Stroke and afterwards….
Disability after a stroke is the most common cause by adult people. There may be temporary restrictions - for example, aphasia that gradually subsides. However, a stroke can often have extreme effects.
Aphasia is an acquired language disorder that can occur after brain damage, e.g. after a stroke or traumatic brain injury or in the case of a brain tumor. This affects speaking and language understanding, but also reading, writing, gestures and facial expressions. Various therapies and the right way of dealing with those affected can reduce the disturbances.
A stroke can send someone out of life into a coma-like state. After that, nothing is like it was before. Paralysis of the right or left half of the body can occur, which will improve with early and correct therapy, but often persist forever. Stroke patients are often largely dependent on a wheelchair or walking aids as well as on accompanying persons.
Due to paralysis with loss of left or right visual field, the affected person can no longer drive a car or cycle. House, garden and repair work are a thing of the past. It suddenly becomes very difficult to take part in a discussion or to concentrate for a long period of time. Often those affected have to give up their professional existence.
The dexterity of the arms, hands and legs suffers from the existing paralysis. This leads to the fact that the patients can no longer walk independently or can no longer dress independently. Holding the morning coffee cup becomes an insurmountable problem.
The limitations after a stroke are as varied as the functions the brain fulfills. Common examples are numbness, language disorders, and visual field restrictions. But a stroke cannot only be physical. A stroke is often accompanied by personality changes such as indifference, resignation, depression (forced crying or sudden outbursts of anger).
Many of these effects are temporary and regress after a few weeks or months at the latest. However, some failures can last for years or even be permanent, depending on how severely the brain was damaged. The decisive factor is which region of the brain has been damaged by the stroke. Very small disruptions can cause major restrictions if they affect a strategically important area. But major disturbances can also go unnoticed if they are located in less eloquent brain regions.
The brain is flexible

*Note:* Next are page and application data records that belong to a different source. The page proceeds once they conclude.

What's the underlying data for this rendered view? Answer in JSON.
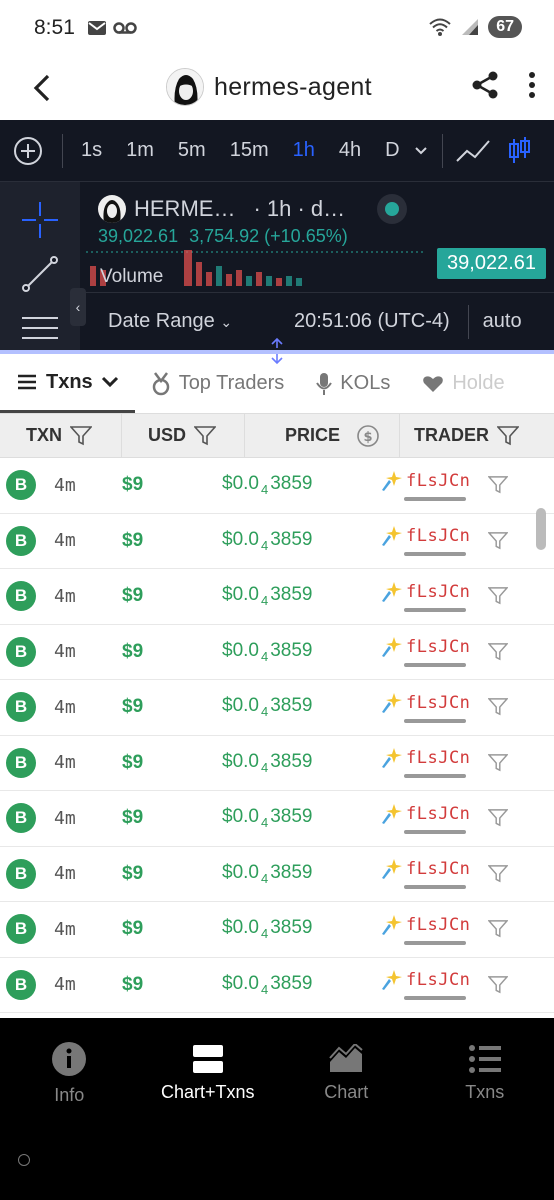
{
  "status": {
    "time": "8:51",
    "battery": "67"
  },
  "header": {
    "title": "hermes-agent"
  },
  "chart_toolbar": {
    "timeframes": [
      "1s",
      "1m",
      "5m",
      "15m",
      "1h",
      "4h",
      "D"
    ],
    "active": "1h"
  },
  "chart": {
    "symbol": "HERME…",
    "interval": "· 1h · d…",
    "ohlc_left": "39,022.61",
    "ohlc_change": "3,754.92 (+10.65%)",
    "price_tag": "39,022.61",
    "volume_label": "Volume",
    "date_range_label": "Date Range",
    "time_label": "20:51:06 (UTC-4)",
    "scale_label": "auto",
    "colors": {
      "bg": "#131722",
      "up": "#26a69a",
      "down": "#ef5350"
    }
  },
  "tabs": [
    {
      "label": "Txns",
      "icon": "list-icon",
      "active": true
    },
    {
      "label": "Top Traders",
      "icon": "medal-icon",
      "active": false
    },
    {
      "label": "KOLs",
      "icon": "mic-icon",
      "active": false
    },
    {
      "label": "Holde",
      "icon": "heart-icon",
      "active": false
    }
  ],
  "table": {
    "headers": {
      "txn": "TXN",
      "usd": "USD",
      "price": "PRICE",
      "trader": "TRADER"
    },
    "rows": [
      {
        "type": "B",
        "age": "4m",
        "usd": "$9",
        "price_prefix": "$0.0",
        "price_zeros": "4",
        "price_digits": "3859",
        "trader": "fLsJCn"
      },
      {
        "type": "B",
        "age": "4m",
        "usd": "$9",
        "price_prefix": "$0.0",
        "price_zeros": "4",
        "price_digits": "3859",
        "trader": "fLsJCn"
      },
      {
        "type": "B",
        "age": "4m",
        "usd": "$9",
        "price_prefix": "$0.0",
        "price_zeros": "4",
        "price_digits": "3859",
        "trader": "fLsJCn"
      },
      {
        "type": "B",
        "age": "4m",
        "usd": "$9",
        "price_prefix": "$0.0",
        "price_zeros": "4",
        "price_digits": "3859",
        "trader": "fLsJCn"
      },
      {
        "type": "B",
        "age": "4m",
        "usd": "$9",
        "price_prefix": "$0.0",
        "price_zeros": "4",
        "price_digits": "3859",
        "trader": "fLsJCn"
      },
      {
        "type": "B",
        "age": "4m",
        "usd": "$9",
        "price_prefix": "$0.0",
        "price_zeros": "4",
        "price_digits": "3859",
        "trader": "fLsJCn"
      },
      {
        "type": "B",
        "age": "4m",
        "usd": "$9",
        "price_prefix": "$0.0",
        "price_zeros": "4",
        "price_digits": "3859",
        "trader": "fLsJCn"
      },
      {
        "type": "B",
        "age": "4m",
        "usd": "$9",
        "price_prefix": "$0.0",
        "price_zeros": "4",
        "price_digits": "3859",
        "trader": "fLsJCn"
      },
      {
        "type": "B",
        "age": "4m",
        "usd": "$9",
        "price_prefix": "$0.0",
        "price_zeros": "4",
        "price_digits": "3859",
        "trader": "fLsJCn"
      },
      {
        "type": "B",
        "age": "4m",
        "usd": "$9",
        "price_prefix": "$0.0",
        "price_zeros": "4",
        "price_digits": "3859",
        "trader": "fLsJCn"
      }
    ]
  },
  "bottom_nav": [
    {
      "label": "Info",
      "icon": "info-icon",
      "active": false
    },
    {
      "label": "Chart+Txns",
      "icon": "split-view-icon",
      "active": true
    },
    {
      "label": "Chart",
      "icon": "area-chart-icon",
      "active": false
    },
    {
      "label": "Txns",
      "icon": "list-icon",
      "active": false
    }
  ]
}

Whether and when the restrictions decrease is due to the so-called plasticity of the brain. This refers to mechanisms by which the tasks in the brain are redistributed and other brain areas take on new determinations, i.e. learn new obligations. Although the plasticity is greater in younger people, it is still present in old age.
What can people do after a stroke to regain lost skills or to reduce the effects?

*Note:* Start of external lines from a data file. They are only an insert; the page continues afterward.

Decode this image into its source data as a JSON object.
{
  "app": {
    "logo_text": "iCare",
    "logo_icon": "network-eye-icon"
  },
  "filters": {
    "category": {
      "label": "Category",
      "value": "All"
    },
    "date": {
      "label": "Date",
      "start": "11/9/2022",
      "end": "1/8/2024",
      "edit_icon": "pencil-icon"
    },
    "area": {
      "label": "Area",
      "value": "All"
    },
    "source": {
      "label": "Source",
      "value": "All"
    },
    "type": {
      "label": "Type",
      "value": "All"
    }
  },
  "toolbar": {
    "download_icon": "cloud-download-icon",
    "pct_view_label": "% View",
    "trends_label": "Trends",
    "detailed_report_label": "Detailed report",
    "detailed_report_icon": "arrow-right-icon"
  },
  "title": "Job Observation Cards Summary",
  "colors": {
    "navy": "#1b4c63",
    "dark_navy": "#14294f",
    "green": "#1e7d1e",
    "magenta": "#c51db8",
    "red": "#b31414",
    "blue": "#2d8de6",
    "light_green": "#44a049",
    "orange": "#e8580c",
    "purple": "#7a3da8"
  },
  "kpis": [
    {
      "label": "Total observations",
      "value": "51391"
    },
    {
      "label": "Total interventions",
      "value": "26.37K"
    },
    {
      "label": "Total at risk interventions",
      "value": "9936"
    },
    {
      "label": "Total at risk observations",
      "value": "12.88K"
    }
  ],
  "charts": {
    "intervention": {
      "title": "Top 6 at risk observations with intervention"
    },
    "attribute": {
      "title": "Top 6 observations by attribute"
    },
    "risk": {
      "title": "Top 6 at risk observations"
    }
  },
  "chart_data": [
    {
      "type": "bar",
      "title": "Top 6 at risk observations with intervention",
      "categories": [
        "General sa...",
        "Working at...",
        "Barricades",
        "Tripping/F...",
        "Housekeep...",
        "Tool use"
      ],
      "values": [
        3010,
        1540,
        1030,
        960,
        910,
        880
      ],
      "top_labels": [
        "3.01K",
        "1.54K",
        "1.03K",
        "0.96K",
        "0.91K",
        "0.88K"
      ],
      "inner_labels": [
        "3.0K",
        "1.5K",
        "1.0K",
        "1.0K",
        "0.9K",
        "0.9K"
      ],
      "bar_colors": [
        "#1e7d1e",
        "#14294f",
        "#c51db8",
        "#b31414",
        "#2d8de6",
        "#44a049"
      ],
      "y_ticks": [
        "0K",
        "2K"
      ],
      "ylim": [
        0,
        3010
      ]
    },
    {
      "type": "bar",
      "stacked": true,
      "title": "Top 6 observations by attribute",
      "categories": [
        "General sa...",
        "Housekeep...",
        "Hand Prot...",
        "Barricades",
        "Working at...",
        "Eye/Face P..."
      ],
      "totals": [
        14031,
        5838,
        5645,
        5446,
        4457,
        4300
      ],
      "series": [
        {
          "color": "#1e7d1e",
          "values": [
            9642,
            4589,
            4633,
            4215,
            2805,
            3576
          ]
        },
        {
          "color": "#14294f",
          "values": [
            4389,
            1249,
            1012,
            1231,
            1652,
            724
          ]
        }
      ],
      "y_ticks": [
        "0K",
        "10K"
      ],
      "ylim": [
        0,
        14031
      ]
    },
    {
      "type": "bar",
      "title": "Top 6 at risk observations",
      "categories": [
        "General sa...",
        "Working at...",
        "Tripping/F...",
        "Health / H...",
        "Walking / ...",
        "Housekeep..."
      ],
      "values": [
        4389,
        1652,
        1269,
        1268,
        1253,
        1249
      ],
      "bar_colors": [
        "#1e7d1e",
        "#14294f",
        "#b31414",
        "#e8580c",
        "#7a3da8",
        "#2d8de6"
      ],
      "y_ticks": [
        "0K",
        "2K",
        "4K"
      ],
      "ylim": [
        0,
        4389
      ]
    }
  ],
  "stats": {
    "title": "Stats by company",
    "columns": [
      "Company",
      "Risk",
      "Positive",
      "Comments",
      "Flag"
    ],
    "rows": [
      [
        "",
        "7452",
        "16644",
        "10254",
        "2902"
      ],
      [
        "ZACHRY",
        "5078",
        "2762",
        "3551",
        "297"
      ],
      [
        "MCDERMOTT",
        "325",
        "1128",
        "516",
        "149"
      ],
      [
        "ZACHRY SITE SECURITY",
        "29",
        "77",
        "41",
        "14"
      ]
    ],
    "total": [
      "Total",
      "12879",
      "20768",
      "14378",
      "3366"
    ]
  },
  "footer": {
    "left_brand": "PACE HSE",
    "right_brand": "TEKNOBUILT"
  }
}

First and foremost, rapid emergency care, ideally on a specialized stroke ward, is crucial. The earlier the treatment starts, the less the long-term effects are. Extensive rehabilitation measures should definitely and immediately be initiated in the stroke department. This is followed by rehabilitation with physiotherapy over several weeks or months.

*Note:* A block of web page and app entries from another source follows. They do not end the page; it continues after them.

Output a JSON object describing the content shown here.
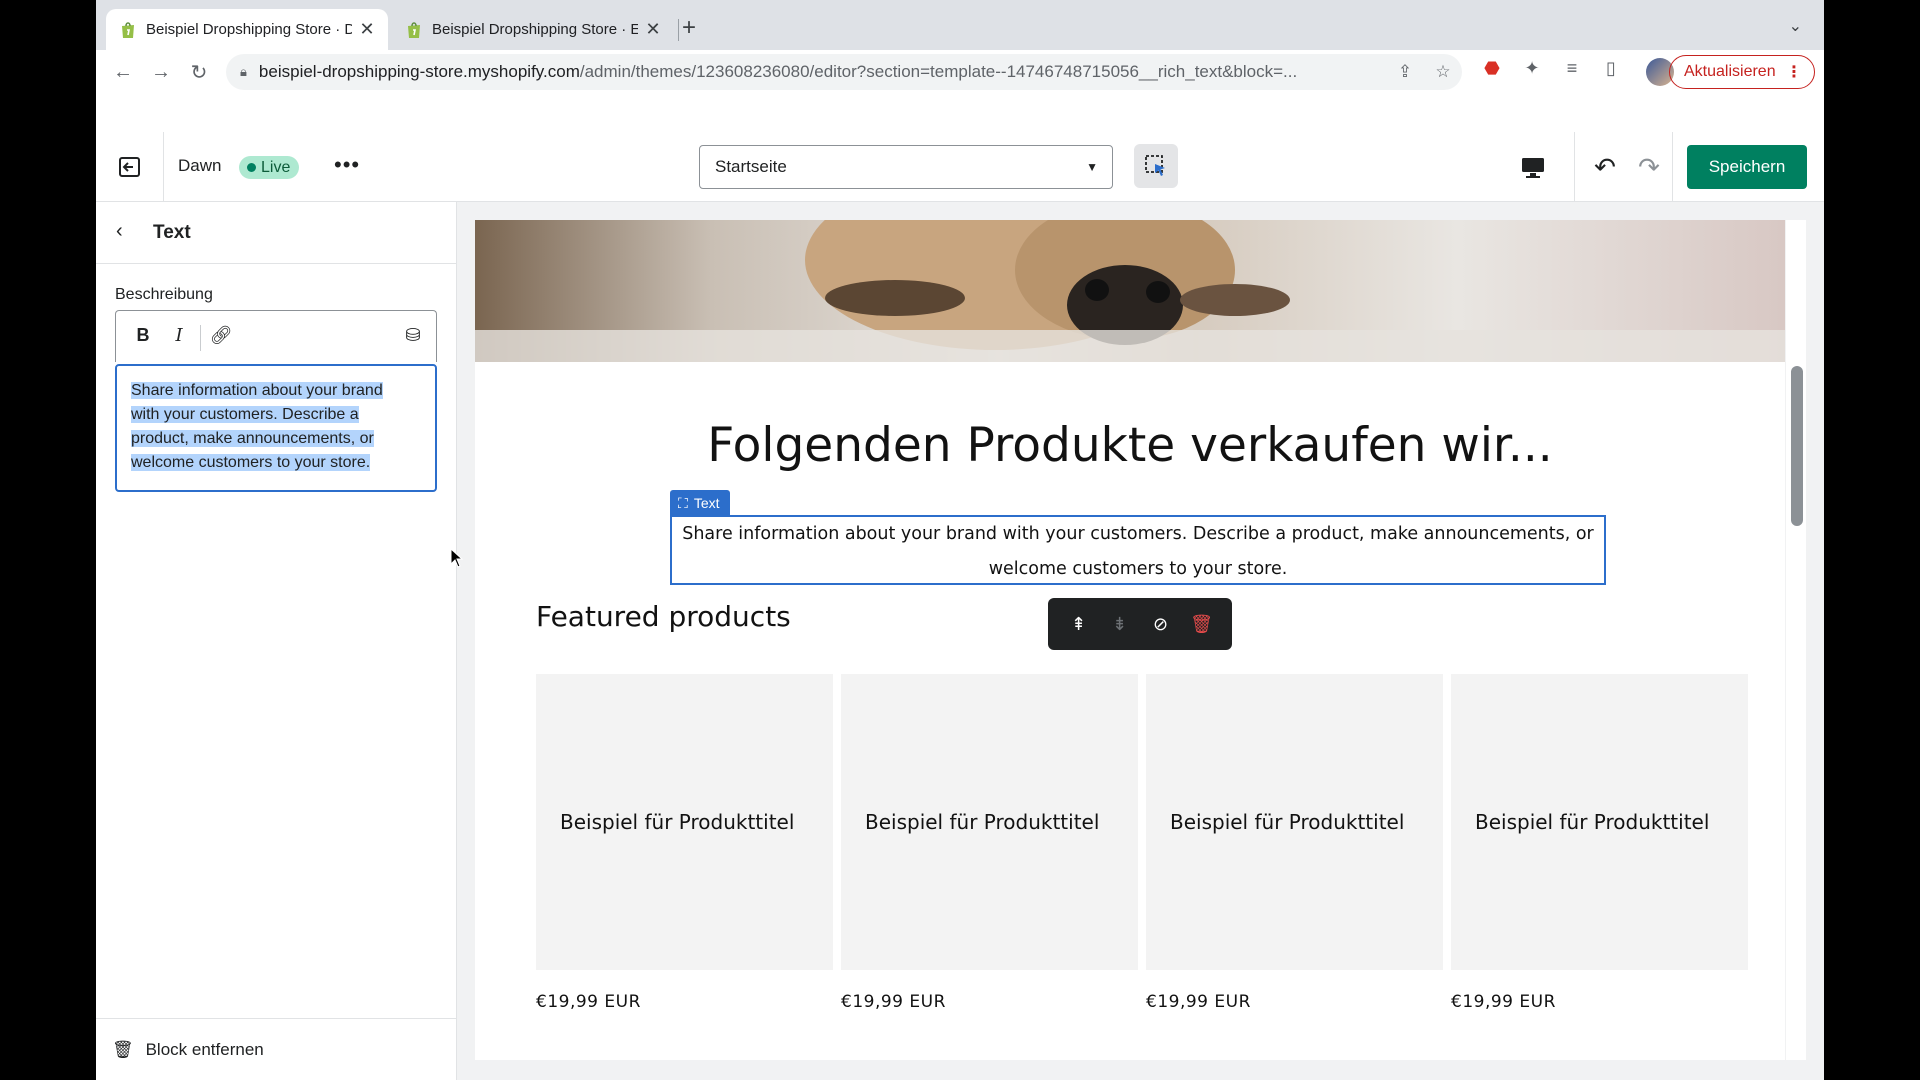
{
  "browser": {
    "tabs": [
      {
        "title": "Beispiel Dropshipping Store · D"
      },
      {
        "title": "Beispiel Dropshipping Store · E"
      }
    ],
    "address": {
      "host": "beispiel-dropshipping-store.myshopify.com",
      "path": "/admin/themes/123608236080/editor?section=template--14746748715056__rich_text&block=..."
    },
    "update_label": "Aktualisieren"
  },
  "editor": {
    "theme_name": "Dawn",
    "live_label": "Live",
    "page_select": "Startseite",
    "save_label": "Speichern"
  },
  "sidebar": {
    "title": "Text",
    "field_label": "Beschreibung",
    "rte_text": "Share information about your brand with your customers. Describe a product, make announcements, or welcome customers to your store.",
    "rte_lines": [
      "Share information about your brand",
      "with your customers. Describe a",
      "product, make announcements, or",
      "welcome customers to your store."
    ],
    "remove_label": "Block entfernen"
  },
  "preview": {
    "headline": "Folgenden Produkte verkaufen wir...",
    "text_tag": "Text",
    "text_lines": [
      "Share information about your brand with your customers. Describe a product, make announcements, or",
      "welcome customers to your store."
    ],
    "featured_title": "Featured products",
    "products": [
      {
        "title": "Beispiel für Produkttitel",
        "price": "€19,99 EUR"
      },
      {
        "title": "Beispiel für Produkttitel",
        "price": "€19,99 EUR"
      },
      {
        "title": "Beispiel für Produkttitel",
        "price": "€19,99 EUR"
      },
      {
        "title": "Beispiel für Produkttitel",
        "price": "€19,99 EUR"
      }
    ]
  },
  "colors": {
    "primary": "#008060",
    "selection": "#2c6ecb",
    "live_badge": "#aee9d1",
    "update_red": "#c5221f"
  }
}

What RENT MY NURSE can do for you
After the acute treatment of a stroke, medical rehabilitation measures are required in most cases so that the physical and mental limitations that are the result of the stroke can be partially or completely regressed. Since the consequences of a stroke are very different, the rehabilitation measures must also be individually adapted.
Phases of neurological rehabilitation
Acute treatment - intensive medical neurological treatment
Early rehabilitation takes place as soon as possible after the acute treatment. Neurological early rehabilitation measures in phase B are suitable for patients with the most severe neurological symptoms who are predominantly bedridden. The aim here is in particular to establish contact with the environment and to promote fundamental sensory and motor functions.
Further rehabilitation - stabilization phase
In the neurological early rehabilitation phase C, patients with neurological symptoms who can at least sit and no longer require intensive medical supervision are treated. The aim here is, in particular, independence in the basic activities of daily life (e.g. personal hygiene, getting dressed, eating).
The neurological rehabilitation of phase D (follow-up rehabilitation / follow-up treatment) is intended for patients who, at least when using aids, have already become independent again in the activities of daily life. The aim here is to achieve everyday skills to such an extent that a largely independent life is possible.
Activating treatment care - long-term and permanent (social rehabilitation, occupational rehabilitation)
From phase B, RMN is able to support and accompany you during the rehabilitation.
In our next blog we will go into detail about the individual phases and show how we can support you.